All but one of the decade’s worst-performing large-cap funds posted losses this year. That, however, isn't the only thing they have in common.
As growth funds dominate the top-performing large-cap funds over 10 years, it should be no surprise that value stocks have been the driving force behind the worst-performers. With an average 10-year gain of 7.92%, these funds underperformed their peers by more than five percentage points, Morningstar Direct data show. In 2020, they delivered an average loss of nearly 10%.
For comparison, index trackers such as the SPDR S&P 500 ETF Trust (SPY) — the industry’s biggest large-cap fund with more than $318.7 billion in AUM — and the SPDR Dow Jones Industrial Average ETF Trust (DIA) have 10-year returns of 13.30% and 12.09%, respectively. This year, SPY and DIA reported gains of 10.38% and 1.31%.
In bonds, the iShares Core U.S. Aggregate Bond ETF (AGG) had gains of 6.98% and 3.51% over the YTD and 10-year periods.
“Not all large-cap funds perform equally, even when their benchmark is some variant of the S&P 500,” says Steve Skancke, chief economic advisor at Keel Point. “In looking at the 10 best-performing funds, most of them are U.S. large-cap growth funds. The bottom-performing funds are mostly U.S. large-cap value funds. So the first point of difference between the top and bottom performing funds is the strategy they are pursuing.”

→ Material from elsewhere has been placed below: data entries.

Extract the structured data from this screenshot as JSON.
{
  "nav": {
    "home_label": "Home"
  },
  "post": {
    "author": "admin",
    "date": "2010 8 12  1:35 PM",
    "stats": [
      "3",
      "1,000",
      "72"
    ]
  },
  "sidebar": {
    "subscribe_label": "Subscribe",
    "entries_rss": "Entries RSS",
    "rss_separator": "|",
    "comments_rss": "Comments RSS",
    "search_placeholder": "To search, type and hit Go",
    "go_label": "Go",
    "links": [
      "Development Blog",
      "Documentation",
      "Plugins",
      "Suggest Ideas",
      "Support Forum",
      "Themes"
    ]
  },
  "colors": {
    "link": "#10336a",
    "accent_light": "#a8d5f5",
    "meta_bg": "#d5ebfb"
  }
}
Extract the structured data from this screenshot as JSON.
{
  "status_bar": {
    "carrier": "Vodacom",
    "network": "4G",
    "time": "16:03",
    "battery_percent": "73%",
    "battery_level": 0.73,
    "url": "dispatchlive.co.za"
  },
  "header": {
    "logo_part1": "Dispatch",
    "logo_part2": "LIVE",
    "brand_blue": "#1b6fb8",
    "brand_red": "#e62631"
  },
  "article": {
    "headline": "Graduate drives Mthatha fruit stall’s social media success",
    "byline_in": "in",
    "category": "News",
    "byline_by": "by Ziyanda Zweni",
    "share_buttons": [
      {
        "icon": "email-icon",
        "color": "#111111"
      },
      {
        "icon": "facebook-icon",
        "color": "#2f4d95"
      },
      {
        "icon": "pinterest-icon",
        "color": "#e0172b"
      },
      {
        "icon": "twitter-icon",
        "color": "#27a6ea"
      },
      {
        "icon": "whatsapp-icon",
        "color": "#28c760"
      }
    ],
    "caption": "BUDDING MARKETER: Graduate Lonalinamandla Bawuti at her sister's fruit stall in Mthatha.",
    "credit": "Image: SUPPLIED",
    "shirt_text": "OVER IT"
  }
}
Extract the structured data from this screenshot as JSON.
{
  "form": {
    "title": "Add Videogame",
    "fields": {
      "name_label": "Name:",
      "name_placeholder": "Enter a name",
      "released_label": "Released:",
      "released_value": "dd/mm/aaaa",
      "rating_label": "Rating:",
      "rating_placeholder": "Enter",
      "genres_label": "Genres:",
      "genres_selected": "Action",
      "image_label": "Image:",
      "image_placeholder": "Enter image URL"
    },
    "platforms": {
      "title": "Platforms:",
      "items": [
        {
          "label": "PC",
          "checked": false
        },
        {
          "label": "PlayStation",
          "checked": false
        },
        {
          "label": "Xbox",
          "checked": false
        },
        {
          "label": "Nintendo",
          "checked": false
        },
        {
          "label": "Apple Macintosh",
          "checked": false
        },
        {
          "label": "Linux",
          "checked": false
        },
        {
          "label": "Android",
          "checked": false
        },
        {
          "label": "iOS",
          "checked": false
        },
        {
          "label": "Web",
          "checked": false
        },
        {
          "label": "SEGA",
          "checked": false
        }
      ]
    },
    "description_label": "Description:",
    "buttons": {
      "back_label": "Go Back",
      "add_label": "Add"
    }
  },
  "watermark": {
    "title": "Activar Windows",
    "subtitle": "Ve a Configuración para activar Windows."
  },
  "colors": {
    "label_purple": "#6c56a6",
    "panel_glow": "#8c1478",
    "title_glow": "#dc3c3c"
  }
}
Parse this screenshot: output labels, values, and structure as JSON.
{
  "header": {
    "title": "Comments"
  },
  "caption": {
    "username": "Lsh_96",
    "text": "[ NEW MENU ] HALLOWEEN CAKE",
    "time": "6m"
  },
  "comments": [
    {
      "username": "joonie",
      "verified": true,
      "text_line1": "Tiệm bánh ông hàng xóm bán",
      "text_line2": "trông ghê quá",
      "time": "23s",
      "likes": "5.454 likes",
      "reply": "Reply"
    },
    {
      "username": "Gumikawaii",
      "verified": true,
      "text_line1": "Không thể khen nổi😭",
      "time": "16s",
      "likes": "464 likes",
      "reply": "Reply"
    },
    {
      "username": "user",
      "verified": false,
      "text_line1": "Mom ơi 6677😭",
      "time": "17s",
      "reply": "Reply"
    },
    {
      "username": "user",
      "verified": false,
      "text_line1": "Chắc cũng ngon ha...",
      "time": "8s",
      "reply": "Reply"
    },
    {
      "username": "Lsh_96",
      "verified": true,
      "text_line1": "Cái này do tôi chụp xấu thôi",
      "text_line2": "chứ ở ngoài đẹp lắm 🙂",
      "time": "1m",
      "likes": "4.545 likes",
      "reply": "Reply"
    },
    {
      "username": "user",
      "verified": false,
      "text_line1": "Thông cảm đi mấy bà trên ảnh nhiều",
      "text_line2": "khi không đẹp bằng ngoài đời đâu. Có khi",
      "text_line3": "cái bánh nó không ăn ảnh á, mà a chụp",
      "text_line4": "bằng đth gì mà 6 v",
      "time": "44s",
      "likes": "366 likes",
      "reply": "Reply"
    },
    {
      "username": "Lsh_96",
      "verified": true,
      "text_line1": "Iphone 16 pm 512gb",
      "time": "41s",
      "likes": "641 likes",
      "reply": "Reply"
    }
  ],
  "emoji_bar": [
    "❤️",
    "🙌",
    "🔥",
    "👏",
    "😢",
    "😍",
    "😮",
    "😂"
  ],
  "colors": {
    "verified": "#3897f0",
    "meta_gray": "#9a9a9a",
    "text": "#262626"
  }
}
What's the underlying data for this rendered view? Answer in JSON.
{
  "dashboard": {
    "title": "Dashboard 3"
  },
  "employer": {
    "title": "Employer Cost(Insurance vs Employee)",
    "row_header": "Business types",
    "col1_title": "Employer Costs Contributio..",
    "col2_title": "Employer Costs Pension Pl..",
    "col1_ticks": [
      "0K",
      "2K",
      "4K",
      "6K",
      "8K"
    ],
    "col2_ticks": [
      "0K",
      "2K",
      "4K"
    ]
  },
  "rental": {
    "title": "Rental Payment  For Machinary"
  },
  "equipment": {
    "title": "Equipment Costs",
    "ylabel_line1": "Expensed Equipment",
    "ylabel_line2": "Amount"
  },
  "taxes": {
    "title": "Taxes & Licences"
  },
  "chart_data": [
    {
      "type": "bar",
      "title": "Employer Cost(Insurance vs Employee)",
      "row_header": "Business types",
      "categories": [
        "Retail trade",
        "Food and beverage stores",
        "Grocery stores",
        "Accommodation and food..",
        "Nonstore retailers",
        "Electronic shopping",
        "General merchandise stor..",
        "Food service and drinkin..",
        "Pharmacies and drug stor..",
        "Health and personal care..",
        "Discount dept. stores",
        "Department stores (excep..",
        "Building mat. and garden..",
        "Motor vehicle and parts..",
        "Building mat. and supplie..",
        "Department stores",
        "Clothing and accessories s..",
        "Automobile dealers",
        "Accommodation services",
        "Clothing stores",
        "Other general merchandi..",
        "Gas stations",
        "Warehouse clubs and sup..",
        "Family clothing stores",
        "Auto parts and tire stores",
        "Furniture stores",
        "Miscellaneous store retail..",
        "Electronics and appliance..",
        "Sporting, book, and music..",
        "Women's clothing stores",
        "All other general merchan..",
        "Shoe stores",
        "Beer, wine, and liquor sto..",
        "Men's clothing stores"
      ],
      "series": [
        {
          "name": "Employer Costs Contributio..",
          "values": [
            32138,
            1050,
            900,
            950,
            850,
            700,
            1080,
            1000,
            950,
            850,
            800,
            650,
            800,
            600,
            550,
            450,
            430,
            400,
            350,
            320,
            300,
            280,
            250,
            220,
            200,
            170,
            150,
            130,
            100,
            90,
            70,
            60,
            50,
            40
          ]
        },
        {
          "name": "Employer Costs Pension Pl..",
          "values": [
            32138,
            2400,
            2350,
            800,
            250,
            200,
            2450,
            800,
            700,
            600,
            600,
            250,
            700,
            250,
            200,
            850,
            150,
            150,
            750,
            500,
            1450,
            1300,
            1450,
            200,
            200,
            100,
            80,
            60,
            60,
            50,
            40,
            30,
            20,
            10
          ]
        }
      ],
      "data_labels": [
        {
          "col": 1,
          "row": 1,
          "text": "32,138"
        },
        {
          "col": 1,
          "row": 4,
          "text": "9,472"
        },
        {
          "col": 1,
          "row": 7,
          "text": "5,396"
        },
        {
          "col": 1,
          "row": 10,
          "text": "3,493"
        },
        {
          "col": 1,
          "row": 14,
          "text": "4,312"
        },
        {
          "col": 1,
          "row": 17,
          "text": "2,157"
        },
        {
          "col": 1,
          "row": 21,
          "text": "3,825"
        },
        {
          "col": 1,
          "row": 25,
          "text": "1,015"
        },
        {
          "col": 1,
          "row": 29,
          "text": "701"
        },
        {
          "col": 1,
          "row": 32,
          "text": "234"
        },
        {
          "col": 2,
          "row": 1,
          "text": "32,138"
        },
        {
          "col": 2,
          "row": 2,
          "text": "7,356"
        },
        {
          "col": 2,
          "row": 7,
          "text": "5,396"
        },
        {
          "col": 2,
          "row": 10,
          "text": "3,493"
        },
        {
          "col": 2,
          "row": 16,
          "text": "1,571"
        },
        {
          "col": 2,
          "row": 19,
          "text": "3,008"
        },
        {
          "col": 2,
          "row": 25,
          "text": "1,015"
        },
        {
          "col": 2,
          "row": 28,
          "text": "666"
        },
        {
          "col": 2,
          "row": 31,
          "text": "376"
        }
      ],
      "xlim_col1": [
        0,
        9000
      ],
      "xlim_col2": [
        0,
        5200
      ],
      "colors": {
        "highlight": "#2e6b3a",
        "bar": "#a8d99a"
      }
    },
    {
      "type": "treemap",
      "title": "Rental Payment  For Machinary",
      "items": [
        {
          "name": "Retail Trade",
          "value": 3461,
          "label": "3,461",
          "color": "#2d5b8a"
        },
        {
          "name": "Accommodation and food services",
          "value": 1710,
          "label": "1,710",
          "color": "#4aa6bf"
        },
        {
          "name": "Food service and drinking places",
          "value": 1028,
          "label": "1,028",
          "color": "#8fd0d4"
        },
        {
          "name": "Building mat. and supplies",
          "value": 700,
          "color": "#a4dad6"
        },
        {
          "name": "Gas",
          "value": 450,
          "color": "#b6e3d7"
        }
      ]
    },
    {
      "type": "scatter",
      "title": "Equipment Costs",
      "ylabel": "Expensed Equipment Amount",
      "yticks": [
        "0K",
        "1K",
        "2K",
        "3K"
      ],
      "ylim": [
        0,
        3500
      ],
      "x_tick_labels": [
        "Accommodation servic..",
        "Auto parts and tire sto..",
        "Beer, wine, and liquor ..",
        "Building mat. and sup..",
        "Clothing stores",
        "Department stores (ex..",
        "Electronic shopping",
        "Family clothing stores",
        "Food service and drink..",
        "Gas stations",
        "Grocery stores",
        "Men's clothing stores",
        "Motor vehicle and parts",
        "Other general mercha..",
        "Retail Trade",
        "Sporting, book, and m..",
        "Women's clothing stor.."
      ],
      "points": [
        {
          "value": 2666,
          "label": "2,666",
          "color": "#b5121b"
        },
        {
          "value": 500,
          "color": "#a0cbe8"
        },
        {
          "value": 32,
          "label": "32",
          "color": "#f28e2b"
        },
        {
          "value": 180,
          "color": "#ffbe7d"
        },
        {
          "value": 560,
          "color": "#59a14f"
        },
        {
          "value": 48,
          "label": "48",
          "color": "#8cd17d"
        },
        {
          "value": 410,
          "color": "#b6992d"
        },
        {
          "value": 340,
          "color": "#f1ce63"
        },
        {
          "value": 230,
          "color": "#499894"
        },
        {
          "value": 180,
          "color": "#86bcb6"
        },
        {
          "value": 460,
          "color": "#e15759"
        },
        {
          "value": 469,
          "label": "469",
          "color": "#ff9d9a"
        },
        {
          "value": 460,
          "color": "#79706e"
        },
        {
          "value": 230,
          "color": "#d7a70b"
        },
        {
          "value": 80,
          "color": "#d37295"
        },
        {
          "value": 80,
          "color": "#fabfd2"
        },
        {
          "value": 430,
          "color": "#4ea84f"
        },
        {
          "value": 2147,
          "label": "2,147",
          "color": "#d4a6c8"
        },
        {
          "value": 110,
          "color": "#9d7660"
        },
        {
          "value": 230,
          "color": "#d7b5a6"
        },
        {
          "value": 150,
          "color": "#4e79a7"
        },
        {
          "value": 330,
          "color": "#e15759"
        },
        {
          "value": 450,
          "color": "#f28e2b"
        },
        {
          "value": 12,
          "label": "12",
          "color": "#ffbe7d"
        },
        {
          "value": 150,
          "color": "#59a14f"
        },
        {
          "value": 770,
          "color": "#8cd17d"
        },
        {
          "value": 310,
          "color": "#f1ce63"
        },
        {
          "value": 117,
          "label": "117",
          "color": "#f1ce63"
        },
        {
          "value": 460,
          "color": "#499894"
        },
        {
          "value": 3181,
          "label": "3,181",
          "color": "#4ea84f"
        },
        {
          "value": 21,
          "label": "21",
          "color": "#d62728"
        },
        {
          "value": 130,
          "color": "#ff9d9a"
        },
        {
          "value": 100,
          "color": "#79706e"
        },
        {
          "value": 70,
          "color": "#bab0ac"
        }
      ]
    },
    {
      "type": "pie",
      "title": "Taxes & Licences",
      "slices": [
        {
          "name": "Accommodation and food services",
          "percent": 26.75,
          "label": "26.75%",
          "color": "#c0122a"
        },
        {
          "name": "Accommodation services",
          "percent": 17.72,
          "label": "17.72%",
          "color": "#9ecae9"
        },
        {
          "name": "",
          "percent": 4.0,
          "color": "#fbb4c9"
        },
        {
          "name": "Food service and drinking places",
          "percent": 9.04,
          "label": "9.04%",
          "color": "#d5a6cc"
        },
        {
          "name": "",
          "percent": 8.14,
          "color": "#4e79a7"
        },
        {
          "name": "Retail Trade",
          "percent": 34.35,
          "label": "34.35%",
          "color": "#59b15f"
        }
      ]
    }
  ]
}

Another commonality among the worst performers: their higher-than-average fees. With a net expense ratio of 1.07%, these funds were more than twice the 0.45% investors paid for fund investing last year, according to Morningstar’s most recent annual fee survey.
“Overweighting one style over another has its own risks and rewards,” Skancke warns. “Many managers are blend managers which allow them to include growth companies in an otherwise value strategy, hence outperforming their value benchmarks when growth is the hot hand. The challenge for investors and investment advisors is to understand the manager’s style and whether the manager is able to achieve benchmark returns over time. Otherwise an allocation to growth, core or value is diluted by the underlying manager not delivering the benchmark performance expected.”
Scroll through to see the 20 large-cap funds with the worst 10-year returns through Nov. 6. Funds with less than $100 million in AUM were excluded, as were funds with investment minimums above $100,000, leveraged and institutional funds. Assets and expense ratios, as well as YTD, one-, three- and five- returns are also listed for each. The data show each fund's primary share class. All data is from Morningstar Direct.